I’ve always wondered about the expression “Tire Kickers.”
I mean, I don’t wonder about the expression, I know where it comes from: the car business.
From Urban Dictionary:
Someone who is indecisive about purchasing a product or service, and never feels satisfied with what they are offered. In the end a tire kicker may or may not buy. The term comes from sales people at car dealerships. Tire kickers would come around frequently, kick the tires a few times on the cars that they liked, but never make a solid purchasing decision on any particular car or trim.
“That tire kicker has come here every day for the last month, don’t waste any time on him.”
What I do wonder is why the expression has so much traction (that’s a tire pun) that it’s carried over into other businesses like ours.
For as long as I’ve been in the electronics industry the term tire kicker has been used to describe people who won’t buy anything.
After all this time why haven’t we invented our own term? “Button pokers”?
That aside, I have other issues with the expression.
Too often, salespeople use “tirekicker” as an excuse for why they didn’t make a sale. “Ah, he was just tire kicking.”
Well, maybe, or maybe not.
It could be the case that they were just killing time. Certainly if you work in a store location in a busy mall a higher percentage of people are just wandering through.
Or, it could be that they were there for a reason, but the salesperson didn’t engage them well enough to find out what it was.
Pro Tip: People respond to a salesperson’s greeting with “Just Looking!” as an automatic reflex to avoid being accosted.

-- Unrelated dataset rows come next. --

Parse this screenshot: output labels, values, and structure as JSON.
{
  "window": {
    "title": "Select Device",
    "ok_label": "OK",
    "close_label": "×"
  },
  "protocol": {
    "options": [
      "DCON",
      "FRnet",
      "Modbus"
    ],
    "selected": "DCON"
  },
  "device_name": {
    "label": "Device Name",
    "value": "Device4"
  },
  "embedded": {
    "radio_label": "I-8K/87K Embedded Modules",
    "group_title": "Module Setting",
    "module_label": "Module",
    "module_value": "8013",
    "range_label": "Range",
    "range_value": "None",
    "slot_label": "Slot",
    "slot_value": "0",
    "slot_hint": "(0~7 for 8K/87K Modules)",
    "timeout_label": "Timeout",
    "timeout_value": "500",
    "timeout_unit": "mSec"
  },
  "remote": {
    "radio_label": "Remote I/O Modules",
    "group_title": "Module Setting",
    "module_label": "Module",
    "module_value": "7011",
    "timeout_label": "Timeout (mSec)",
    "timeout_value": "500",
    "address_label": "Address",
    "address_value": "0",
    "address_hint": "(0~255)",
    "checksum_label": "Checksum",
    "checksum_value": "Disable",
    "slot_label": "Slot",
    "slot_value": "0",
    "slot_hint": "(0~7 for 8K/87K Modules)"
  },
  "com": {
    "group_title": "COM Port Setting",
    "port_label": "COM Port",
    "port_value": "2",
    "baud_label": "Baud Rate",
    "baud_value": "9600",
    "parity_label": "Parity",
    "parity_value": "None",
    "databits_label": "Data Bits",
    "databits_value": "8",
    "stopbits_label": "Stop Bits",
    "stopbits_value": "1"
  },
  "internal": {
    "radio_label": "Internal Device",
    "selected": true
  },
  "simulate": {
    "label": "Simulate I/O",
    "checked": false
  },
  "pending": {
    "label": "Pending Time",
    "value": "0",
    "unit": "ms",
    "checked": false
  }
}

Not without good reason. As I’m fond of pointing out to salespeople-in-training, if every person you spoke to today was acting like a jerk maybe it’s you who was acting like a jerk.

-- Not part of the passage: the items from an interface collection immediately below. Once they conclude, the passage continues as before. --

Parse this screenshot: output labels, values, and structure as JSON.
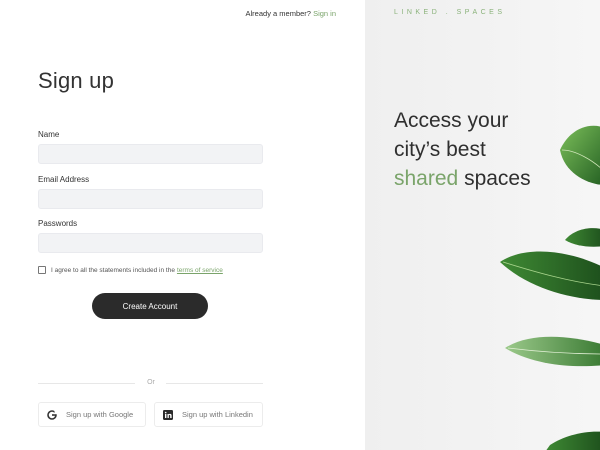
{
  "header": {
    "already_text": "Already a member?",
    "sign_in_label": "Sign in"
  },
  "form": {
    "title": "Sign up",
    "name_label": "Name",
    "name_value": "",
    "email_label": "Email Address",
    "email_value": "",
    "password_label": "Passwords",
    "password_value": "",
    "terms_text": "I agree to all the statements included in the",
    "terms_link": "terms of service",
    "terms_checked": false,
    "create_button": "Create Account",
    "divider_text": "Or",
    "google_button": "Sign up with Google",
    "linkedin_button": "Sign up with Linkedin"
  },
  "side": {
    "brand": "LINKED . SPACES",
    "hero_line1": "Access your",
    "hero_line2": "city’s best",
    "hero_accent": "shared",
    "hero_end": "spaces"
  },
  "colors": {
    "accent": "#7aa46a",
    "button_dark": "#2b2b2b",
    "input_bg": "#f2f3f5",
    "panel_bg": "#f0f0f0",
    "leaf_green": "#2f6e2a"
  },
  "icons": [
    "google-icon",
    "linkedin-icon",
    "leaf-decoration"
  ]
}
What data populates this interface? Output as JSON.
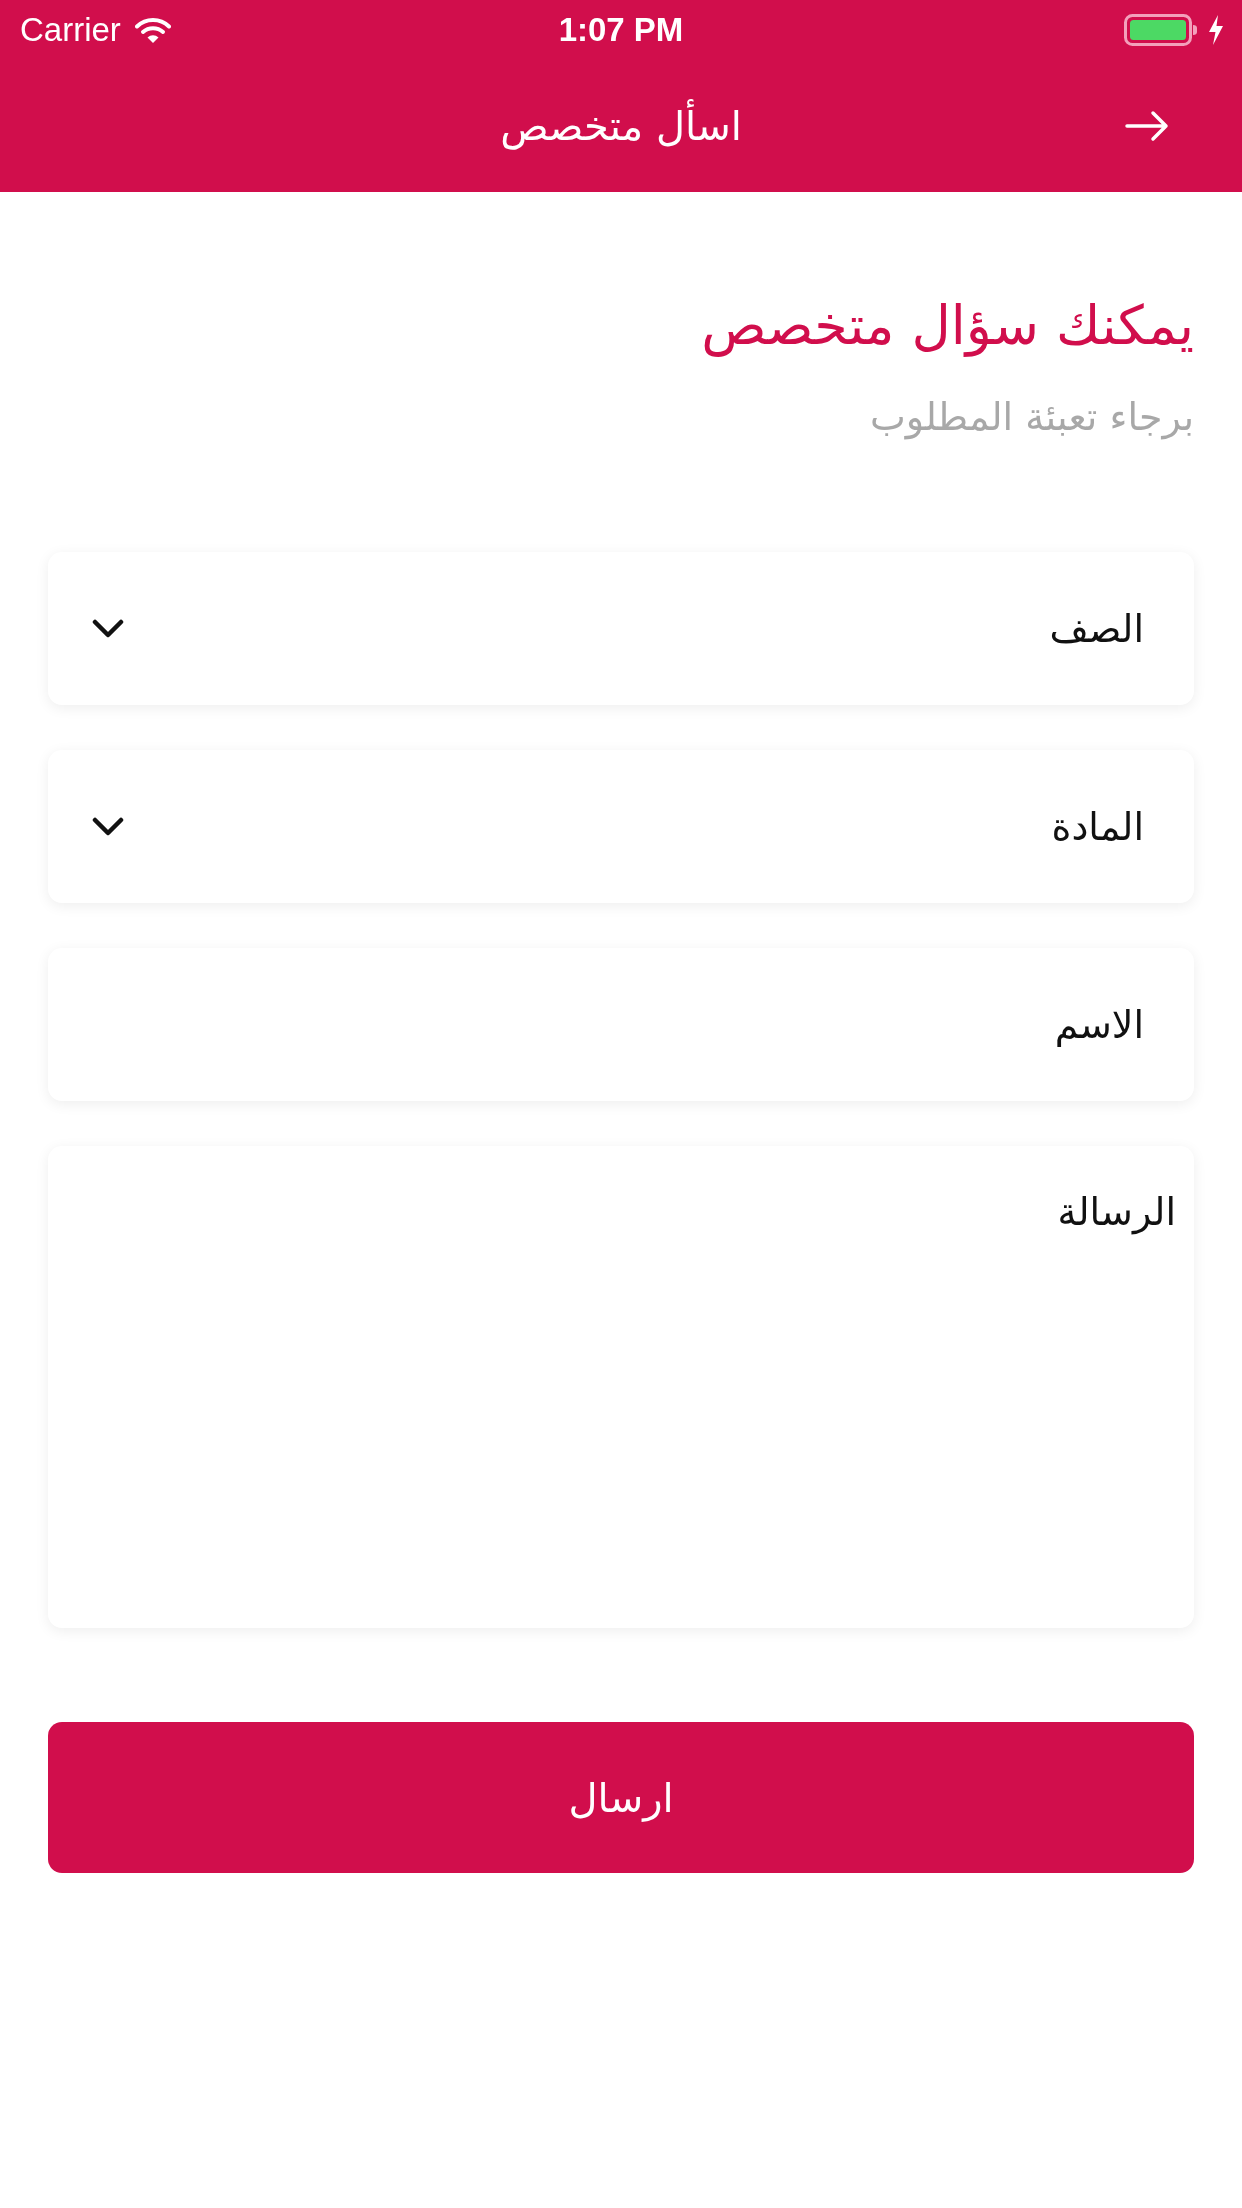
{
  "status_bar": {
    "carrier": "Carrier",
    "time": "1:07 PM"
  },
  "nav_bar": {
    "title": "اسأل متخصص"
  },
  "intro": {
    "heading": "يمكنك سؤال متخصص",
    "subheading": "برجاء تعبئة المطلوب"
  },
  "fields": [
    {
      "kind": "dropdown",
      "placeholder": "الصف"
    },
    {
      "kind": "dropdown",
      "placeholder": "المادة"
    },
    {
      "kind": "text",
      "placeholder": "الاسم"
    },
    {
      "kind": "textarea",
      "placeholder": "الرسالة"
    }
  ],
  "submit_button": {
    "label": "ارسال"
  }
}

Authenticity and being likeable will go a long way towards dismantling those automated reflexes, and finding out what people really want and need, in order for you to help them.